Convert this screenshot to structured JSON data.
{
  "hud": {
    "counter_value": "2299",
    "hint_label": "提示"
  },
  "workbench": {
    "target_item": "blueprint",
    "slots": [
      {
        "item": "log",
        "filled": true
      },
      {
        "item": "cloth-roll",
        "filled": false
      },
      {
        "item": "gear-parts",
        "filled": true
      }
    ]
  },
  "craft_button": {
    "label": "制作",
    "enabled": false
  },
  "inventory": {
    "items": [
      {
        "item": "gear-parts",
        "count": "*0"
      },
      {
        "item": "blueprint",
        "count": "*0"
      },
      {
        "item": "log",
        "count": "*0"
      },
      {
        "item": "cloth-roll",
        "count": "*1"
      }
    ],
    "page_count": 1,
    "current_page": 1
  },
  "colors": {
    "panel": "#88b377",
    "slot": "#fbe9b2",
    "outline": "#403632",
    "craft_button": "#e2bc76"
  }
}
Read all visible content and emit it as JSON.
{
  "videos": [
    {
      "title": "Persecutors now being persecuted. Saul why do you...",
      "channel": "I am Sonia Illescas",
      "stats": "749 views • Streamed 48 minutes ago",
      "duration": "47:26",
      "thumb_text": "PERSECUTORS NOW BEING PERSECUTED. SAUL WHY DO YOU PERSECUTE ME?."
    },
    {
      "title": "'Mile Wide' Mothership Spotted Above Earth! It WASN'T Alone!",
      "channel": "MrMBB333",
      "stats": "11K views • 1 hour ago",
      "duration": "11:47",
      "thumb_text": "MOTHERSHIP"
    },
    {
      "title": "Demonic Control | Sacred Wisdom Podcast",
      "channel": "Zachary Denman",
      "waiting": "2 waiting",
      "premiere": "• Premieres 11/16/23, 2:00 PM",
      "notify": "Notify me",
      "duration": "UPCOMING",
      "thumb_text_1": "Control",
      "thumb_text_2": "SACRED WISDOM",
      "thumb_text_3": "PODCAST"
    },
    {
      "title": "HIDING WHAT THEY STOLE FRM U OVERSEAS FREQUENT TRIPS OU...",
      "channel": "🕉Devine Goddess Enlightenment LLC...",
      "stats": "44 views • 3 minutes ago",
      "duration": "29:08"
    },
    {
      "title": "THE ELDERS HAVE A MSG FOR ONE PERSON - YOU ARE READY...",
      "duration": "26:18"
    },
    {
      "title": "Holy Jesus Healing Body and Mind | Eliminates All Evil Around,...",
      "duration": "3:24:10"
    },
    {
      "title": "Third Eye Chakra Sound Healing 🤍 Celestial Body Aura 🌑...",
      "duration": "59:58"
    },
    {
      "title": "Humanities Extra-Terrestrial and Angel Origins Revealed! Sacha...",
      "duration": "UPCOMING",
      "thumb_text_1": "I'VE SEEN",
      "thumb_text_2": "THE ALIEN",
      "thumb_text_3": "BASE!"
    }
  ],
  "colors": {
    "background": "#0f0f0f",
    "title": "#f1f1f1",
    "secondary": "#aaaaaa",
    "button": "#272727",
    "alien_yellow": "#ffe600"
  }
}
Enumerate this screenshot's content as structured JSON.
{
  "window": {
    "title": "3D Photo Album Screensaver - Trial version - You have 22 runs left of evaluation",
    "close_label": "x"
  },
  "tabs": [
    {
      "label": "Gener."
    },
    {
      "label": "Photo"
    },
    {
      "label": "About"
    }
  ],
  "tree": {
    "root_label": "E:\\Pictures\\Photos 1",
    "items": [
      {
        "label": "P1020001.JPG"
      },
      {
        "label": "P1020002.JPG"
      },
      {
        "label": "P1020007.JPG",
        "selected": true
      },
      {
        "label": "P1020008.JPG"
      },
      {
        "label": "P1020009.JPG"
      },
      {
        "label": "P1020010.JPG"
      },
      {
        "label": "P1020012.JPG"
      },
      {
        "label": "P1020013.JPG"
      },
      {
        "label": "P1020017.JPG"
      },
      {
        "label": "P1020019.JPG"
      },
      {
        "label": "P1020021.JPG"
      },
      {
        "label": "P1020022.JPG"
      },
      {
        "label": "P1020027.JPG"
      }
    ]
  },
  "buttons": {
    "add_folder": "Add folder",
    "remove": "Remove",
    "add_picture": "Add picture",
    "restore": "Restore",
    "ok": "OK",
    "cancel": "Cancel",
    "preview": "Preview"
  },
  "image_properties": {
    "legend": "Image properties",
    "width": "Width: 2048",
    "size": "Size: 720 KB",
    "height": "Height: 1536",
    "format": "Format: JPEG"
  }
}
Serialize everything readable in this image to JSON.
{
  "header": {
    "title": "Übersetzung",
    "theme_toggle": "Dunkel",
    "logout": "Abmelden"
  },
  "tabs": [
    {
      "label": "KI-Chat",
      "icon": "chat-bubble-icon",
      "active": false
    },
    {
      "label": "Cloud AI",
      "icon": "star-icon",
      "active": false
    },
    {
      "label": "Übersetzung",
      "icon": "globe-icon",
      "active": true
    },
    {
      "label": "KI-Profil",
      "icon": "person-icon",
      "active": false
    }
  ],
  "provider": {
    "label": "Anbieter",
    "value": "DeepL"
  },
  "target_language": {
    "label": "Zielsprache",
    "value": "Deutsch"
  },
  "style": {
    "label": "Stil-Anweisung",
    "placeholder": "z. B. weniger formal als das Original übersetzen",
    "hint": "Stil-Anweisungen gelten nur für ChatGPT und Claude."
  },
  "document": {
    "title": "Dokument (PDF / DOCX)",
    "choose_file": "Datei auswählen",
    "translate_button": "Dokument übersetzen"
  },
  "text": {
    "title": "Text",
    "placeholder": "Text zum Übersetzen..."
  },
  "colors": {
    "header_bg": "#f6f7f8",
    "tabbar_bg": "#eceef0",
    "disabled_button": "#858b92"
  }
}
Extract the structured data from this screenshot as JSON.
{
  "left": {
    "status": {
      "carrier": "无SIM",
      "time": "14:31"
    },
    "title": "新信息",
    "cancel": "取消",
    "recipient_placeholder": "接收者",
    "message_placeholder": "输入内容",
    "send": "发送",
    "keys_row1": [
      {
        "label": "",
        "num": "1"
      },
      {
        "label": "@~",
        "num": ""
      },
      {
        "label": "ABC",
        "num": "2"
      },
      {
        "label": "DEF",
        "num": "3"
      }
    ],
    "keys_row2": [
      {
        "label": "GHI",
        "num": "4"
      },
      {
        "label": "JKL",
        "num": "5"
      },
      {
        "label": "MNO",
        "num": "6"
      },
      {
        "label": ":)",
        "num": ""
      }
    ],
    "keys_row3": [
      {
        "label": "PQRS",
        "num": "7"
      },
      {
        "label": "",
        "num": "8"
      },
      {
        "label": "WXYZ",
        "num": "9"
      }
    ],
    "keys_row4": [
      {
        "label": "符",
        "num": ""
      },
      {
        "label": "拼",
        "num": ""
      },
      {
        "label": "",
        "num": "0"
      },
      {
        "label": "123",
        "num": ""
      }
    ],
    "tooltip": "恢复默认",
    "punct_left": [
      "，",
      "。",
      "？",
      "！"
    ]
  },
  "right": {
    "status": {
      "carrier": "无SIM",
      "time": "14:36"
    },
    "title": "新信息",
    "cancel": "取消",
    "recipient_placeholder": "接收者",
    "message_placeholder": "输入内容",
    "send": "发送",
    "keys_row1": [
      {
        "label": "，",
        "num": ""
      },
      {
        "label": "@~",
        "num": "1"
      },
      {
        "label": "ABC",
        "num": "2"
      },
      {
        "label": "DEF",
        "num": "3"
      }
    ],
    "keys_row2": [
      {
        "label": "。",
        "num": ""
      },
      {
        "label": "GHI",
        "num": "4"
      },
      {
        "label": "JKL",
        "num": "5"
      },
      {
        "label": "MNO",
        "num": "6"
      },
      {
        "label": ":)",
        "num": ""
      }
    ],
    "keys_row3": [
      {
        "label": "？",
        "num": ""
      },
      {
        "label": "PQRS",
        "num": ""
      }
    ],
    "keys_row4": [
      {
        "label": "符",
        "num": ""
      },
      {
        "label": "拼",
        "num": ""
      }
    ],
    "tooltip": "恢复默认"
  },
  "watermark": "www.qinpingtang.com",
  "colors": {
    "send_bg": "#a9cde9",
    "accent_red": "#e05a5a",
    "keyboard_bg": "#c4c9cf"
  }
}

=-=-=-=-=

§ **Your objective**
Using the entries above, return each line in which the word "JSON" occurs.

§ **Response to this task**
Convert this screenshot to structured JSON data.
Read all visible content and emit it as JSON.
Enumerate this screenshot's content as structured JSON.
Serialize everything readable in this image to JSON.
Extract the structured data from this screenshot as JSON.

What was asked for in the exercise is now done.